“It was to be the thin end of the wedge that was to rend us asunder.
“Fifty years have passed and we are more united than ever, more ready to make sacrifices.
“Our need now is more Australian priests, or Irish, if they are not available.
“And these people – what have they to say. Their churches – free seats, all welcome – are empty – it is their own statement.
“Sorry to say our seats are not free, but if anyone cannot afford it they come just the same.
“Their churches are empty – ours are full; and the reason is not far to seek, for ours is the True Church and theirs – is not.
“And to a great extent because they do not teach their religion in their schools. Their own Anglican Archbishop of Melbourne referred to the Act as the most desolating piece of legislation he had ever heard of.
“Nor could he see how the church could support such an Act, and not turn their backs on Christ their Master.
“His prediction had come true. Desolation has come in their churches, and on themselves.
“I did not go to the celebration, but I shouldn’t be surprised if the Anglican clergy and others were there. “Certainly the schools deserve great credit for their secular work, but then side by side with that see how the system has helped to Paganise Australia.
“We pay heavily for our schools, but thank God our church 50 years ago did not accept the State School system.
“We are doing our duty by God and our church. The ground once ruled over by Dr. Carey is now ministered to by twenty-one priests. I wish that the secular rulers had copied the church in this.

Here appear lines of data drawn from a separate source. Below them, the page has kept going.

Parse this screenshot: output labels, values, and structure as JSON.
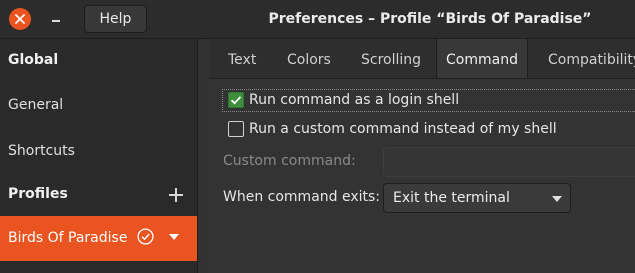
{
  "header": {
    "help_label": "Help",
    "title": "Preferences – Profile “Birds Of Paradise”",
    "close_icon": "close-icon",
    "minimize_icon": "minimize-icon"
  },
  "sidebar": {
    "global_heading": "Global",
    "items": [
      {
        "label": "General"
      },
      {
        "label": "Shortcuts"
      }
    ],
    "profiles_heading": "Profiles",
    "add_icon": "plus-icon",
    "profiles": [
      {
        "label": "Birds Of Paradise",
        "is_default": true
      }
    ]
  },
  "tabs": [
    {
      "label": "Text"
    },
    {
      "label": "Colors"
    },
    {
      "label": "Scrolling"
    },
    {
      "label": "Command",
      "active": true
    },
    {
      "label": "Compatibility"
    }
  ],
  "command": {
    "login_shell_label": "Run command as a login shell",
    "login_shell_checked": true,
    "custom_command_label": "Run a custom command instead of my shell",
    "custom_command_checked": false,
    "custom_field_label": "Custom command:",
    "custom_field_value": "",
    "exit_label": "When command exits:",
    "exit_value": "Exit the terminal"
  },
  "colors": {
    "accent": "#e95420",
    "checkbox_on": "#3e8e3e",
    "background": "#333333",
    "sidebar": "#2a2a2a"
  }
}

“Had they, Australia would now have 20 to 30 millions of people, as against her 5 and 6.
The cry now is to bring people out. There is plenty room for them if the country is properly divided, but the people who have first claim are the people who have been bred and born in Australia.
“I have just travelled the Riverina and coming from Balraneld across the Murray traversed over 3000 miles by car.
“I was told that all that land comprised seven stations. God never intended that to be.
“All that land should not be held by seven people, nor 70. There are young Australians living there accustomed to earning their living on the land looking for ground.
“They put in for a plot and 100 to 300 compete against them, and yet there is land and to spare if properly divided up.
“These things have been on my mind since my recent tour, and I felt I must ventilate them. If they are not in accord with your ideas then find a better policy and stand up to it, and see that Australia’s flag is top of the pole.”
From the pages of the Frankston and Somerville Standard, 13 October 1922